THE BLOG

Every Step You Take, I'll Be Tracking You

05/05/2011 07:56 pm ET | Updated Jul 05, 2011

Lately, it seems like we hear a story every week about a new security breach concerning our personal information. Just a few weeks ago, Epsilon was hacked and millions of email addresses were stolen. A few weeks later, Sony announced that their worldwide gaming network too was hacked. And now, companies like Apple and Google are being scrutinized for their questionable iPhone and Android tracking processes.

In a paper recently released on Radar O'Reilly, researchers revealed that they had uncovered a hidden file in iPhones and iPads that regularly records the location of the user. To make matters worse, the file in which all this is stored is unencrypted; that means that anyone with access to a user's iPhone or iPad could unveil the user's entire history of where they had been (or at least their device had been). On top of that, the information collected is also transferred to your computer anytime you sync your device. Even if a customer buys a new device and syncs the new device with the original computer, all the location data will end up on the new device.

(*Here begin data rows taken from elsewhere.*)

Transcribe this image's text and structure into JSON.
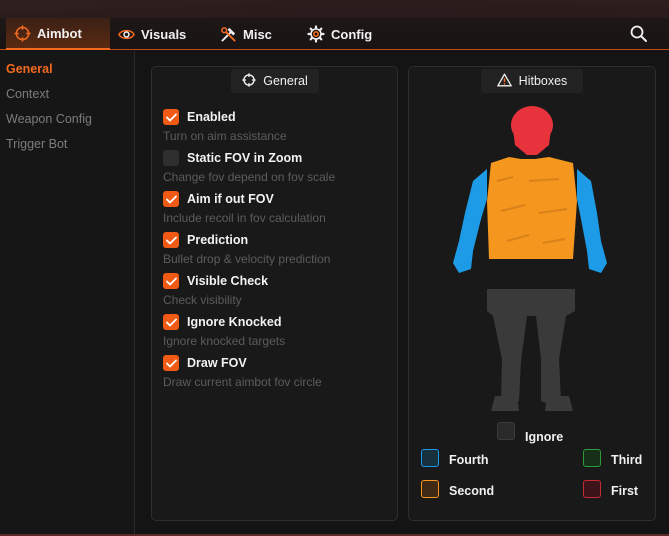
{
  "tabs": [
    {
      "label": "Aimbot",
      "icon": "crosshair-icon",
      "active": true
    },
    {
      "label": "Visuals",
      "icon": "eye-icon",
      "active": false
    },
    {
      "label": "Misc",
      "icon": "tools-icon",
      "active": false
    },
    {
      "label": "Config",
      "icon": "gear-icon",
      "active": false
    }
  ],
  "sidebar": {
    "items": [
      {
        "label": "General",
        "active": true
      },
      {
        "label": "Context",
        "active": false
      },
      {
        "label": "Weapon Config",
        "active": false
      },
      {
        "label": "Trigger Bot",
        "active": false
      }
    ]
  },
  "general_panel": {
    "title": "General",
    "options": [
      {
        "label": "Enabled",
        "description": "Turn on aim assistance",
        "checked": true
      },
      {
        "label": "Static FOV in Zoom",
        "description": "Change fov depend on fov scale",
        "checked": false
      },
      {
        "label": "Aim if out FOV",
        "description": "Include recoil in fov calculation",
        "checked": true
      },
      {
        "label": "Prediction",
        "description": "Bullet drop & velocity prediction",
        "checked": true
      },
      {
        "label": "Visible Check",
        "description": "Check visibility",
        "checked": true
      },
      {
        "label": "Ignore Knocked",
        "description": "Ignore knocked targets",
        "checked": true
      },
      {
        "label": "Draw FOV",
        "description": "Draw current aimbot fov circle",
        "checked": true
      }
    ]
  },
  "hitboxes_panel": {
    "title": "Hitboxes",
    "ignore_label": "Ignore",
    "legend": {
      "fourth": "Fourth",
      "third": "Third",
      "second": "Second",
      "first": "First"
    }
  },
  "colors": {
    "accent": "#f05a14",
    "head": "#e8323c",
    "torso": "#f5961e",
    "arms": "#1e9be6",
    "ignored": "#3a3a3a"
  }
}
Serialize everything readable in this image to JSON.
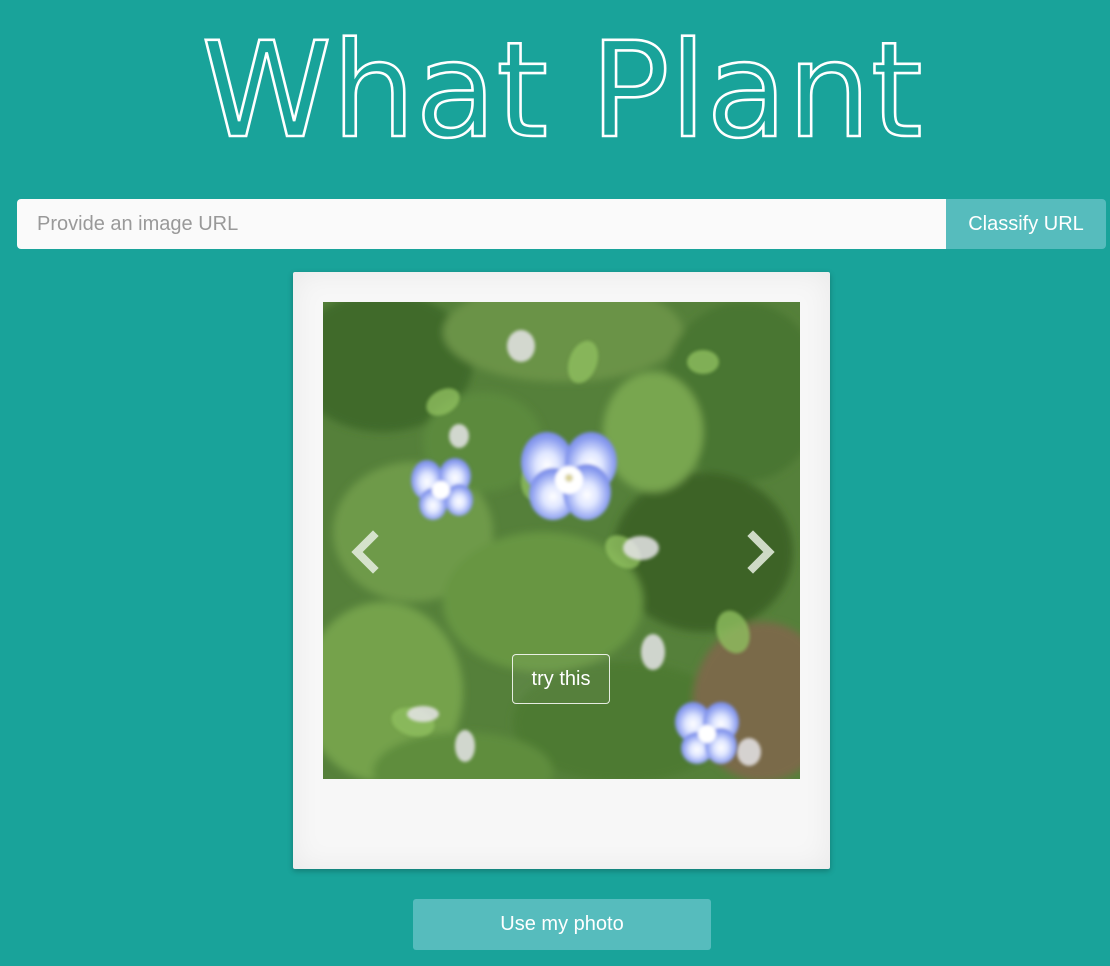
{
  "header": {
    "title": "What Plant"
  },
  "search": {
    "placeholder": "Provide an image URL",
    "value": "",
    "button_label": "Classify URL"
  },
  "carousel": {
    "prev_icon": "chevron-left-icon",
    "next_icon": "chevron-right-icon",
    "try_label": "try this"
  },
  "actions": {
    "use_photo_label": "Use my photo"
  },
  "colors": {
    "background": "#19a39a",
    "button": "#56bcbd",
    "card": "#f7f7f7",
    "input": "#fafafa"
  }
}
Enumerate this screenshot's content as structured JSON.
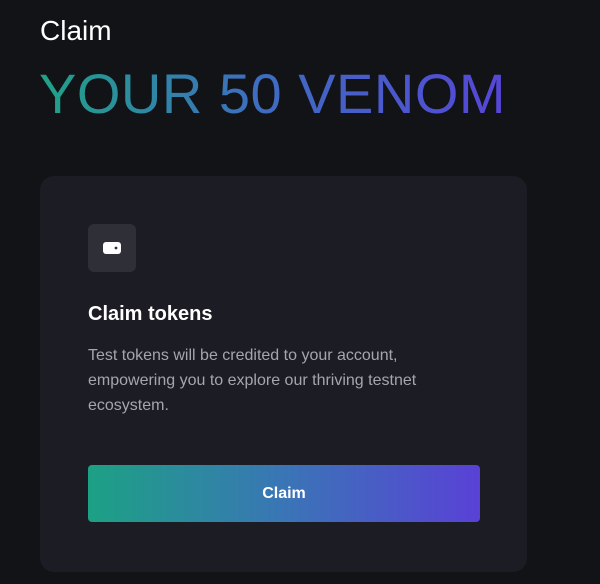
{
  "header": {
    "subtitle": "Claim",
    "title": "YOUR 50 VENOM"
  },
  "card": {
    "icon": "wallet-icon",
    "title": "Claim tokens",
    "description": "Test tokens will be credited to your account, empowering you to explore our thriving testnet ecosystem.",
    "button_label": "Claim"
  },
  "colors": {
    "background": "#121317",
    "card": "#1c1d24",
    "gradient_start": "#1fa386",
    "gradient_end": "#5646d8"
  }
}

So the question is -- what tracking is necessary for the device to function? For instance, in order for your phone to find reception it must be able to locate cell towers as you travel. In order for an iPhone to locate a new wireless network, it also needs to use GPS in order to see where the networks are. Why though is Apple storing this information? The extent to which Apple has gone appears to be extreme.

If you're thinking that this shouldn't be acceptable, you're not alone. Some rather high profile voices have contributed to the debate. Senator Franken of Minnesota published an open letter to Steve Jobs chastising Apple for tracking and storing this information. The head of the Electronic Privacy Information Clearinghouse is also questioning whether Apple violated its own terms of service agreement which ensures that customer information will be guarded appropriately.  A group of people in Florida have even gone so far as to file class action lawsuits against the company.

The immediate and strong outpouring of global concern about this invasion of privacy prompted a few short responses from Apple at the outset, and then one big answer to the issue -- a software update. This most recent update to the operating system will turn off tracking and disallow storage of information after one week. Don't worry, your iPhone and iPad will still transmit location information that is necessary for device functioning, but all the other information will be erased. This information will no longer be stored on your computer when you sync your device. As for the Android, a spokesperson from Google has said that "any location data that is sent back to Google location servers is anonymized and is not tied or traceable to a specific user."

Since these announcements initial panic has decreased, but we continue to be reminded that our privacy must always be guarded vigilantly. And best of all, companies like Apple and Google are listening to your voice by not tracking your whereabouts.